Strikes and trade union history
Nothing will ever efface for me the memory of my first real strike — on the Salford docks — the first time I saw my class acting as a surging, uncontrolled force breaking the banks of routine capitalist industrial life and, for a while, pitting itself against those who control our lives.
According to a recent article by Mark Smith in "Scotland on Sunday", a “controversial new history" which contains "new revelations unearthed by Stirling University historian Dr.
A discussion series on British working-class history, from the Chartists to today. Download pdf.
[A review of "They knew why they fought: unofficial struggles and leadership on the docks, 1945-1989", by Bill Hunter.]
Nothing will ever efface for me the memory of my first real strike - on the Salford docks - the first time I saw my class acting as a surging, uncontrolled force breaking the banks of routine capitali
Readings from Genora Johnson Dollinger, Leon Trotsky, and Antonio Gramsci. See also:
Notes on the readings:
Part One: History and background
The occupation of their workplace by working people is certainly dramatic but it is not a new tactic of trade union struggle.

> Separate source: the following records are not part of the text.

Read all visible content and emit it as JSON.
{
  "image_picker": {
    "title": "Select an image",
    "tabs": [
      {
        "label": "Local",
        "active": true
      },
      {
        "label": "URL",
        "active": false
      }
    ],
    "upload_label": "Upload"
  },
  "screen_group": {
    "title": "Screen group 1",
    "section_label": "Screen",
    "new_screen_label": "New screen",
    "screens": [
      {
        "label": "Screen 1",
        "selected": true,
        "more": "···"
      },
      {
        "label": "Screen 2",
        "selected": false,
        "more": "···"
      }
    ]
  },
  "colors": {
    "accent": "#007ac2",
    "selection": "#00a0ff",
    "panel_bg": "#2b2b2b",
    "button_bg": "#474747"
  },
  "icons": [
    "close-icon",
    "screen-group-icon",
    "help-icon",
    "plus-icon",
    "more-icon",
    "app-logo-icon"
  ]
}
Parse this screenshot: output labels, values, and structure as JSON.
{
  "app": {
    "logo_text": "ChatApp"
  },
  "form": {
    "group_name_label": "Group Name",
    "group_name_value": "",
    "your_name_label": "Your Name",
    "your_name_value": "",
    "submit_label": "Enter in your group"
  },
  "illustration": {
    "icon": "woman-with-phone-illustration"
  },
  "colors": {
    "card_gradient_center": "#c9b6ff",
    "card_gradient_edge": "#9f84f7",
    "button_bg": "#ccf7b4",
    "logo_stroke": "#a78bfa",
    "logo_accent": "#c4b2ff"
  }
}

In October 1908 industrial workers who were union-sponsored students at Ruskin College in Oxford founded what they called the League of the “Plebs”. Former students who had returned to their jobs as miners, railwayworkers, textile workers and engineers, supported them.